These respirators are designed to fit the face very closely, forming a seal around the mouth and nose. When fitted properly they block at least 95% of very small particles. As such the WHO recommends their use by medical professionals performing “aerosol-generating procedures”, that is procedures which generate small fast evaporating droplets which leave tiny particles of viruses lingering in the air.

2) Surgical masks – medical masks

Mass wearing of surgical masks, often referred to as medical masks, is not strongly recommended with the WHO, CDC, and ECDC all stating that medical workers must be given priority access to these masks.

In terms of protection these masks do filter out larger particles such as larger droplets of spit or phlegm coughed or sneezed out, but smaller particles may still get through. They also do not cover the sides of the mouth. The WHO says there is “limited evidence” that these masks are effective at protecting those attending mass gatherings or in public, and suggests on balance that they should not be worn as they might encourage people to ignore other necessary safety precautions.

The ECDC has suggested wearing these masks, and cloths masks discussed below, “could be considered” especially in busy areas as a way to reduce transmission, not for protection.
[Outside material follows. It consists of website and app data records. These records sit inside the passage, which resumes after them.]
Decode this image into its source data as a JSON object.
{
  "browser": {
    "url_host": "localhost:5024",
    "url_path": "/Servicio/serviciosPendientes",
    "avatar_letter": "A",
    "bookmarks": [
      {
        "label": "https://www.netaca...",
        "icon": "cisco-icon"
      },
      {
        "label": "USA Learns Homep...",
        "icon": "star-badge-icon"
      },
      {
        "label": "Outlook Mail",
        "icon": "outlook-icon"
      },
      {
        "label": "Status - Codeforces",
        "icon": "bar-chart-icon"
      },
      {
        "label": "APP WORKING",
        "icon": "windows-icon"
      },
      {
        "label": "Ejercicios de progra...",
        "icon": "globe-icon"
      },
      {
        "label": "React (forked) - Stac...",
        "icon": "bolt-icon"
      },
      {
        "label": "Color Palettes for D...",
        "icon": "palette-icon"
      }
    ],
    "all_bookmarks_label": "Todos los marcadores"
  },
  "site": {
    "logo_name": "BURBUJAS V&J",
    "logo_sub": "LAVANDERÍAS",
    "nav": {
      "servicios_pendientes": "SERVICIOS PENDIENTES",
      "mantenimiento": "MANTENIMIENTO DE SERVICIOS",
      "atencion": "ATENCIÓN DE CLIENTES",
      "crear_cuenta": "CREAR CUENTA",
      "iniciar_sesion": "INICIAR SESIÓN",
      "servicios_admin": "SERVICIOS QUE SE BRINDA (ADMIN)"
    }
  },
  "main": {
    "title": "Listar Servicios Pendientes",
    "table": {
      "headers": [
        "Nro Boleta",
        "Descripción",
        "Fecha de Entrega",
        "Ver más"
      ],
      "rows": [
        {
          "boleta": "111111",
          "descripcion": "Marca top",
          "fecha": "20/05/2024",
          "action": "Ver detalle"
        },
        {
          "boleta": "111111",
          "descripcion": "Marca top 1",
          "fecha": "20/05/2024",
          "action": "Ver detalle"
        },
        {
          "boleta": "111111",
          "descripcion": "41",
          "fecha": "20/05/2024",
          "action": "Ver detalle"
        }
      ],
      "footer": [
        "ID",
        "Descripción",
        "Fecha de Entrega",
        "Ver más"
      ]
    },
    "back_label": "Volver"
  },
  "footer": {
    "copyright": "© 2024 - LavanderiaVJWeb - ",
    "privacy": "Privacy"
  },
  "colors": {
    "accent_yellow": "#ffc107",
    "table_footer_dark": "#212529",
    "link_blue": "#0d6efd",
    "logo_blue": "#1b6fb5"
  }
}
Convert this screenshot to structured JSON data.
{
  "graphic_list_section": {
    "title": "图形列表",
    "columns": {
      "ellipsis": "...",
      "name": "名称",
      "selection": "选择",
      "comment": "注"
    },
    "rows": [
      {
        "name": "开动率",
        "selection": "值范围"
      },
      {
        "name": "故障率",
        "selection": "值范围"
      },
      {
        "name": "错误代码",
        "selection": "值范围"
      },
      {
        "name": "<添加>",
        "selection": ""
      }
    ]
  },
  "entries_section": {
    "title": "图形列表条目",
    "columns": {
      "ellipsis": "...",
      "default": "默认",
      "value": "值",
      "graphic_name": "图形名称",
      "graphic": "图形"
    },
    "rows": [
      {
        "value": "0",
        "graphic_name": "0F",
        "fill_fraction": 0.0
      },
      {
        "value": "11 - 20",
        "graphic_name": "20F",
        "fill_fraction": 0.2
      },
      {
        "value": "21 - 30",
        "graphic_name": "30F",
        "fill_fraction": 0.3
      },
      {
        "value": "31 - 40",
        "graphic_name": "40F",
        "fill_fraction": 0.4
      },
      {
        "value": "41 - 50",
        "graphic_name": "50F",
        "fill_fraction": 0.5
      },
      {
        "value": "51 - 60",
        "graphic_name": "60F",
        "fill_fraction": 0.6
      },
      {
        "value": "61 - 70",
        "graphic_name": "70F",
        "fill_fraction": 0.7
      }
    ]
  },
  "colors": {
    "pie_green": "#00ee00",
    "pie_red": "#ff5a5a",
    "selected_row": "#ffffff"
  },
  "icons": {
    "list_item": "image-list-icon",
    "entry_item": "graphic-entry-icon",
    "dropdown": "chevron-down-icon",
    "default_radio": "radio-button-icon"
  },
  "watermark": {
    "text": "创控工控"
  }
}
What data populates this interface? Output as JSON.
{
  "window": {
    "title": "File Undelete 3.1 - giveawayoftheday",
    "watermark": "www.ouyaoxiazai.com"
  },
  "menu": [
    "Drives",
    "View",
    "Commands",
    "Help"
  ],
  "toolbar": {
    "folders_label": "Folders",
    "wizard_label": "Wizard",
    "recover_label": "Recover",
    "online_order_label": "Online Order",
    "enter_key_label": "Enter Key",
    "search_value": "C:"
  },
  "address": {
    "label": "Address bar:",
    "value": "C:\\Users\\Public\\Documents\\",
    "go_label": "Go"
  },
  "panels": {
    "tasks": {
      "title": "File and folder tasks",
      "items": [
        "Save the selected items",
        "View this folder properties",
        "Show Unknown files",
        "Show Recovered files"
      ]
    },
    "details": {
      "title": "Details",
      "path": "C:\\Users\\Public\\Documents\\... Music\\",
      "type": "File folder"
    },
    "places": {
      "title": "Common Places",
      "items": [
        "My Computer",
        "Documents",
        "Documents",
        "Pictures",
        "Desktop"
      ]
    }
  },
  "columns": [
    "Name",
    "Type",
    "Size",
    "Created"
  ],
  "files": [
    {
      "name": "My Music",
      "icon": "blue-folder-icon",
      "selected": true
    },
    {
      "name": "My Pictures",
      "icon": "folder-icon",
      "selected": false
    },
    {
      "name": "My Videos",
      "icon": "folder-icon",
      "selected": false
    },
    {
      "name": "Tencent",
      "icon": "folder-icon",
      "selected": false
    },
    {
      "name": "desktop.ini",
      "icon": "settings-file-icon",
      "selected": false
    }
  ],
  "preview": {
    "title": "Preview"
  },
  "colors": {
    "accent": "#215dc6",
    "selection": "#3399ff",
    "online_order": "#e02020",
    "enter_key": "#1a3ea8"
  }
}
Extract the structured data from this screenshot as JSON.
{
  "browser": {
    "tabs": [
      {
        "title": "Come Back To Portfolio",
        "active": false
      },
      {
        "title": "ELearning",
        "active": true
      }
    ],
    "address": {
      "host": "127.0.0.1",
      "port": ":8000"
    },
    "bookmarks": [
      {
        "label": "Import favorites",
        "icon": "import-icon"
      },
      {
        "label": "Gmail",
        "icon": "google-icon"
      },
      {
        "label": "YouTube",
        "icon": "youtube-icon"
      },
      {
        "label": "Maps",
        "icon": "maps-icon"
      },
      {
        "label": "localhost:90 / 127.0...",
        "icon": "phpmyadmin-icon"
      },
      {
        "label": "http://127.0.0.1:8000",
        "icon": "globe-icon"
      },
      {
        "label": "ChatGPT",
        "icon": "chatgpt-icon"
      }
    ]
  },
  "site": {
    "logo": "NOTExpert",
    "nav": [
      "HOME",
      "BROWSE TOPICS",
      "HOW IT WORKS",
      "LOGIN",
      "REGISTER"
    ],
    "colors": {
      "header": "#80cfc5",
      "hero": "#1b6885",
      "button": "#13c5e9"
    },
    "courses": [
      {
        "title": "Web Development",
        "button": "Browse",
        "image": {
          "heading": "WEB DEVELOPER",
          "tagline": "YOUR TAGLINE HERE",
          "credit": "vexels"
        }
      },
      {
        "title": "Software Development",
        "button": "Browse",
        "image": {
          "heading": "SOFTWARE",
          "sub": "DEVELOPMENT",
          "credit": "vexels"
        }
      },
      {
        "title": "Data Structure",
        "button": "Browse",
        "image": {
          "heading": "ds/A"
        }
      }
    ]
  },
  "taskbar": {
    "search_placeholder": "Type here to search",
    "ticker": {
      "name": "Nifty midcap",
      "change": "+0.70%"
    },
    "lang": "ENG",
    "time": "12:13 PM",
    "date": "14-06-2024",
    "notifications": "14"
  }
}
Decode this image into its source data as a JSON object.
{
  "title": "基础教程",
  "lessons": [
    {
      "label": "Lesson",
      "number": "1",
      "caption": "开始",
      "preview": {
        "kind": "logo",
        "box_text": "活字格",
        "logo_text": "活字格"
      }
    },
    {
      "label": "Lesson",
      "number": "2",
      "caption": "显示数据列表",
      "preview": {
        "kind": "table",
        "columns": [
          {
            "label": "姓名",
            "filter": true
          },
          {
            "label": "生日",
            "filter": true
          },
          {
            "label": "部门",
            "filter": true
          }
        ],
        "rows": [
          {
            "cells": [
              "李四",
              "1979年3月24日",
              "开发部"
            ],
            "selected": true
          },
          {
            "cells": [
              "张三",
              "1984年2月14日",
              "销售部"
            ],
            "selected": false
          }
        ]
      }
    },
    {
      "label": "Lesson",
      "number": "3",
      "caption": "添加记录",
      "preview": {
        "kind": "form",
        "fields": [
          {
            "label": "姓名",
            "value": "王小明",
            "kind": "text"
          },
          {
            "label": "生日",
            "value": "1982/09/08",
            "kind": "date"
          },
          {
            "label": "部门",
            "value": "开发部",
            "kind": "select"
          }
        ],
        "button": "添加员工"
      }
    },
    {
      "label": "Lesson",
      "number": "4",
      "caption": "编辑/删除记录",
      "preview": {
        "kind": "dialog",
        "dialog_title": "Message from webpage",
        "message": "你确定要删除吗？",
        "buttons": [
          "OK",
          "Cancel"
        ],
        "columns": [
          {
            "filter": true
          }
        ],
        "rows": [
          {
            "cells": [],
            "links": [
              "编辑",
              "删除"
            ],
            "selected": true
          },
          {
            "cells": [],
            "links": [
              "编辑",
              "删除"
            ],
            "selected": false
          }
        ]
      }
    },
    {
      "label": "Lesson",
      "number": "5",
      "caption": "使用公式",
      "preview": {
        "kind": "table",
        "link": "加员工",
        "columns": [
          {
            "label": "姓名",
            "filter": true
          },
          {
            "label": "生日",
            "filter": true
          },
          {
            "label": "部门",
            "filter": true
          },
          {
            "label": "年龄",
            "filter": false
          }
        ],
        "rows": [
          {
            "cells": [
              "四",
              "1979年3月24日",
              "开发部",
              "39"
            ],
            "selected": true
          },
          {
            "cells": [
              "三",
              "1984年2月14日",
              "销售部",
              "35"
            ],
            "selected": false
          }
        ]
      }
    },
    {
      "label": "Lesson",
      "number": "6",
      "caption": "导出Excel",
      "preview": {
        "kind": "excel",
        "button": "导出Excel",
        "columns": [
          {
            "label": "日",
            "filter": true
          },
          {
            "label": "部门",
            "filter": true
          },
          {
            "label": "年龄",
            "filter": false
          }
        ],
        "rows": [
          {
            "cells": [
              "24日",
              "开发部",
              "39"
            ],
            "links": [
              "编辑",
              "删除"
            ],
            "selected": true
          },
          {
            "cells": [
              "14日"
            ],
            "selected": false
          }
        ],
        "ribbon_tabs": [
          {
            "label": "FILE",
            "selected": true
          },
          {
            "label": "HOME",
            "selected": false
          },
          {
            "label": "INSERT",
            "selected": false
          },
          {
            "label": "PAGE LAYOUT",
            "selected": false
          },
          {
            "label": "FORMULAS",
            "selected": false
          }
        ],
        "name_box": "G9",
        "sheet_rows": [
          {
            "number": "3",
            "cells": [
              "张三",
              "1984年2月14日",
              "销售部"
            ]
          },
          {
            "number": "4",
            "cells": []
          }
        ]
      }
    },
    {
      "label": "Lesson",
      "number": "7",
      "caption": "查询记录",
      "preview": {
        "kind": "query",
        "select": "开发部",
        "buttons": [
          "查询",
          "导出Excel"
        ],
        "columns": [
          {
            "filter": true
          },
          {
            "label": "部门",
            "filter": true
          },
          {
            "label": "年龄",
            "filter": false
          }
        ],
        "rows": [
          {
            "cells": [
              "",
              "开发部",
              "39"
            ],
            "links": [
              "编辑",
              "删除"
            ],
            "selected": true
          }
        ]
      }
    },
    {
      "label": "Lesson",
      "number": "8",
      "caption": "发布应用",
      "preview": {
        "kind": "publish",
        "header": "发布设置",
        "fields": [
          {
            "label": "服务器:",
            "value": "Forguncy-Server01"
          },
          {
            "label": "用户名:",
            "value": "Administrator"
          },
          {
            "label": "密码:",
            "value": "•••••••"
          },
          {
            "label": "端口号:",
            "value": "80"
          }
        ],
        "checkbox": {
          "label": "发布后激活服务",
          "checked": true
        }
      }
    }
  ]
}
It notes that the WHO’s guidelines on ways to mitigate the impact of pandemic influenza does conditionally suggest the use of masks – though this general recommendation may not be effective for SARS-COV-2.

The WHO does recommend symptomatic individuals not in hospital should use medical masks “as much as possible” while also self-isolating at home. Home carers looking after these individuals should wear medical masks when in the same room as them. It also recommends symptomatic individuals should wear masks in health care settings while they are awaiting triage or being transported to the medical facility. This is of course in addition to all the other recommended precautions.

3) Cloth masks – non-medical facemasks

So far there is no expert consensus on how useful cloth masks, non-medical facemasks, are. Especially as they are not produced to a universal medical standard. What evidence there is suggests they do not offer much protection to the wearer, with the WHO and ECDC noting that in medical settings they might even increase the risk of infection.

Nevertheless, a growing number of health authorities are recommending that they can be used to help limit how much people who are asymptomatic, or not yet displaying symptoms, spread the virus. The CDC in the US has recommended their use since 3 April, and an ECDC paper 8 April suggested they could be considered for use. Both agencies say the use should be in settings were social distancing measures are difficult to maintain, but both are keen to emphasise that even if using a cloth mask people should continue to strictly adhere to social distancing and handwashing protocol.

The WHO has, as yet, not adopted a position on the use of cloth masks by the general public on the grounds that they lack sufficient evidence to make a judgement either way. In the meantime the agency is conducting its own research and is encouraging countries which do recommend that the general population wear masks to conduct and share data on their effect.

If you do wear a cloth mask it is recommended that you wash it regularly, 60°C in a standard clothes washer is perfectly adequate. When washing people also must take care to ensure the mask’s covering and fit is not affected.

All the major agencies also firmly state that masks of any sort must be put on and removed correctly and that hands must be washed before putting on any mask and after removing it.